Listed records section start
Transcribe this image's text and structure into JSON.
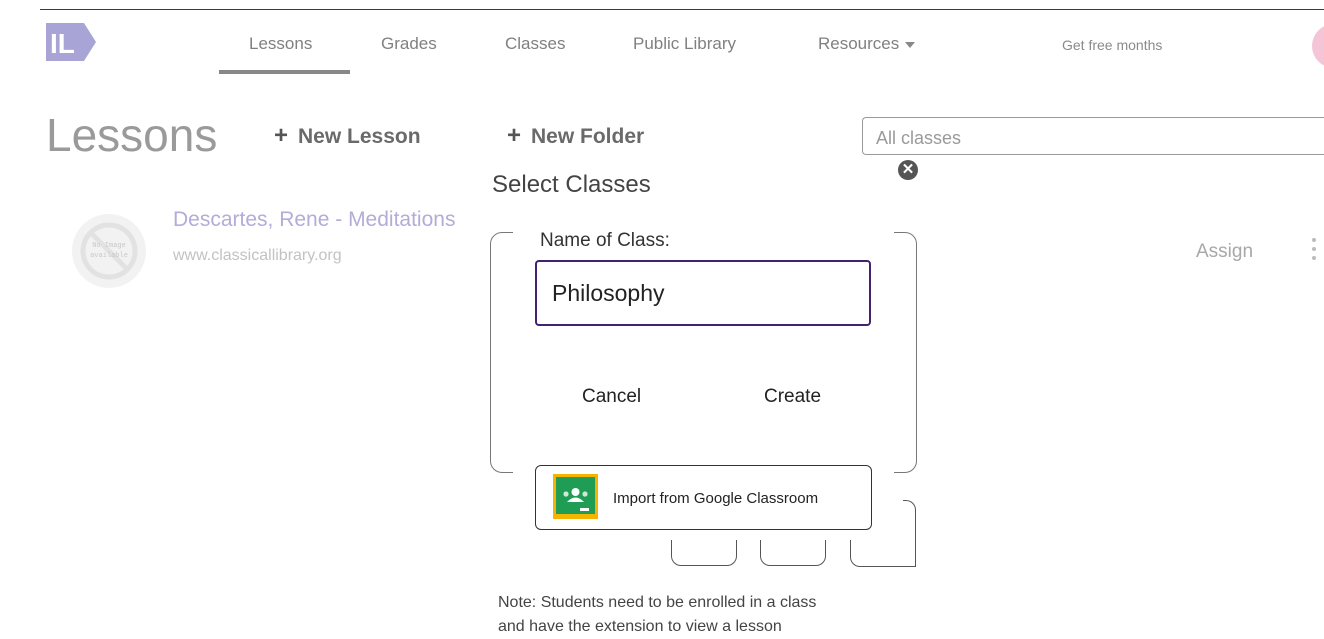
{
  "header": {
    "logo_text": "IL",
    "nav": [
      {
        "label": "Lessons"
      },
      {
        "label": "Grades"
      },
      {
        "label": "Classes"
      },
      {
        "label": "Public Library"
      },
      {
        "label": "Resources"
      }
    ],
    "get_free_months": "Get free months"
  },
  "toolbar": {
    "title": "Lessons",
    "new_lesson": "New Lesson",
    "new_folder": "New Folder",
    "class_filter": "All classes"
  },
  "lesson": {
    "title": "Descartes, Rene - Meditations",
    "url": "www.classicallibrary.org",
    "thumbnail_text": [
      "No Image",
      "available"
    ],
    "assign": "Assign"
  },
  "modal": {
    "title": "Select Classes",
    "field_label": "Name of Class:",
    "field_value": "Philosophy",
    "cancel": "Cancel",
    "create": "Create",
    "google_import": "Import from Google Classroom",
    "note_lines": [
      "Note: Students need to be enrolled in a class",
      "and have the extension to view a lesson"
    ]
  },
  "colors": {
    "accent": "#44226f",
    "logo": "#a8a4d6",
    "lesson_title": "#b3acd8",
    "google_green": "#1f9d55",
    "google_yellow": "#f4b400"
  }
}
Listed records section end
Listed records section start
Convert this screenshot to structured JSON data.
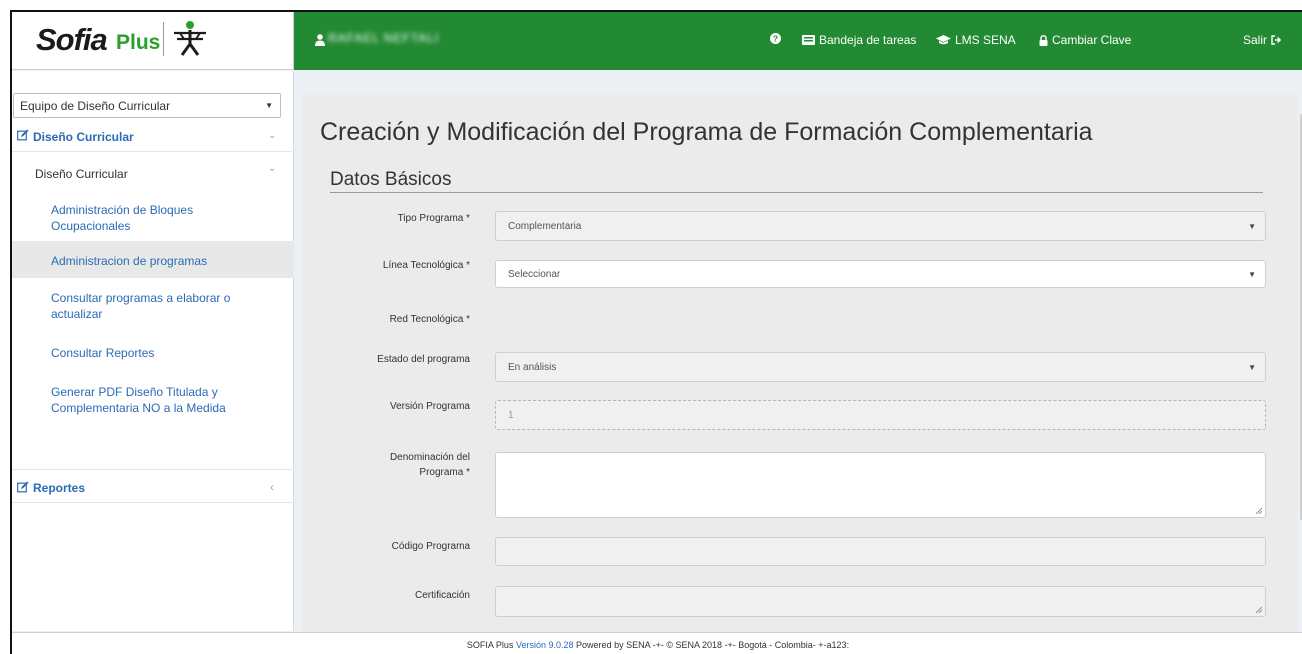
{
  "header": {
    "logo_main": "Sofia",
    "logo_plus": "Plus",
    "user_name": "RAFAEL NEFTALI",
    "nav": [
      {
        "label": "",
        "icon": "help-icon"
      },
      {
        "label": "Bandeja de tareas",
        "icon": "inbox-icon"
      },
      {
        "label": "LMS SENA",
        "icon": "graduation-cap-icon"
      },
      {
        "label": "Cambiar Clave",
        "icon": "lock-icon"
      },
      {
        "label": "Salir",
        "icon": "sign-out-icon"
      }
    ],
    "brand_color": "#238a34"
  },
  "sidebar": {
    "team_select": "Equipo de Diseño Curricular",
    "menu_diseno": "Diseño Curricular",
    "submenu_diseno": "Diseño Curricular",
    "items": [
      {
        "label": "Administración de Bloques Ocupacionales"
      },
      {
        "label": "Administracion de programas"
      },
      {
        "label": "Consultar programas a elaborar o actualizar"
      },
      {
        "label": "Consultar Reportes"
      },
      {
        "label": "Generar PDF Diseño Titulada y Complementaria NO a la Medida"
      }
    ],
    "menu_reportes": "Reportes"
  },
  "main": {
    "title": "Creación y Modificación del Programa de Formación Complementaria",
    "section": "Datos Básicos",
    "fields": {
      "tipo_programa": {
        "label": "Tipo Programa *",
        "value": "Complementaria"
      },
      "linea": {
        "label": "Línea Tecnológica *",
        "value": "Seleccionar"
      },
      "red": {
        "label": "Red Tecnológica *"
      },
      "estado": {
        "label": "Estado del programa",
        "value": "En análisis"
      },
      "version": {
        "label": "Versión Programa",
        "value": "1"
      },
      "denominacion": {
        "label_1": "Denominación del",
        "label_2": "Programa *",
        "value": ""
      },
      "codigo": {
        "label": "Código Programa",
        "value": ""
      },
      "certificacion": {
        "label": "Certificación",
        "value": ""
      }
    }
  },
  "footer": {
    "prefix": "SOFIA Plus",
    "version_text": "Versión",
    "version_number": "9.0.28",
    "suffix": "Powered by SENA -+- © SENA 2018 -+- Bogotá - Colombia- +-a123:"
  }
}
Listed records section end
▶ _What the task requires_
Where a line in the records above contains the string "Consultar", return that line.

▶ _Task output_
        "label": "Consultar programas a elaborar o actualizar"
        "label": "Consultar Reportes"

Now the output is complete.